● **WHAT YOU HAVE TO DO**
Among the entries below, tally each line in which the word "Site" is found, then state the tally alone.

[Web page and app entries]
▬▬▬▬▬▬

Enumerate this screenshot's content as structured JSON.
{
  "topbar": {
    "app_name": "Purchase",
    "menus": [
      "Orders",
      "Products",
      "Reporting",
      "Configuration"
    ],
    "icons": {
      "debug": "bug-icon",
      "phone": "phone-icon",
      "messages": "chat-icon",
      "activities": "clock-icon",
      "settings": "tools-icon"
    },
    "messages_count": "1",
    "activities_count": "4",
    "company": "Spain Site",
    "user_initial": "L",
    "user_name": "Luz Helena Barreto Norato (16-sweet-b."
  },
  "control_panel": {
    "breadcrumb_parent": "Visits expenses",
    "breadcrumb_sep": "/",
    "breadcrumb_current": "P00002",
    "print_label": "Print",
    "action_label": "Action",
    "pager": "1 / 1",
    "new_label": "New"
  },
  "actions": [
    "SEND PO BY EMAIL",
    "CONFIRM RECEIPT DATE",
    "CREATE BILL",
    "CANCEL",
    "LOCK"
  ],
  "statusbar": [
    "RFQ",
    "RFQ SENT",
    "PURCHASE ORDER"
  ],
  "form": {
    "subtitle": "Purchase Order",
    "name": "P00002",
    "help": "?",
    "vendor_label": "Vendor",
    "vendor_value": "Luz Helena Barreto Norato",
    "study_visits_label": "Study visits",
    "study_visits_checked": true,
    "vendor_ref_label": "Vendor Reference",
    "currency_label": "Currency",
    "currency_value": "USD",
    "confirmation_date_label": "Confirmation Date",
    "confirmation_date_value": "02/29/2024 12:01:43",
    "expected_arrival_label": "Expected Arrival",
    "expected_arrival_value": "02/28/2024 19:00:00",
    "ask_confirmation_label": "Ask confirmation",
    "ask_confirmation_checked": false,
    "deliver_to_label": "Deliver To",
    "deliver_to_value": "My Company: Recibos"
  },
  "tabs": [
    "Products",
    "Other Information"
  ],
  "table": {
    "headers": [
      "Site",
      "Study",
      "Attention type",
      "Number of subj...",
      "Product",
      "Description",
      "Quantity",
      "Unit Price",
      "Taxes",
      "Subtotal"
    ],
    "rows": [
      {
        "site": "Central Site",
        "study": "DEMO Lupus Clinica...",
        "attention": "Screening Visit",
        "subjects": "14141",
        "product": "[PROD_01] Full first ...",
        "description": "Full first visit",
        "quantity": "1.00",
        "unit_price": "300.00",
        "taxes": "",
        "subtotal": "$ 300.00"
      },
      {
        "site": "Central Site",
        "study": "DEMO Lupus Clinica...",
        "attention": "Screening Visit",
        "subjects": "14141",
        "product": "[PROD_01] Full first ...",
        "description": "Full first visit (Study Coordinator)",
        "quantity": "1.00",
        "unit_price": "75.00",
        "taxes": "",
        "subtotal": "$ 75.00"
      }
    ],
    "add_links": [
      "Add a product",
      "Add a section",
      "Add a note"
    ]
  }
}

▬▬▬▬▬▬

● **WORKED SOLUTION**
4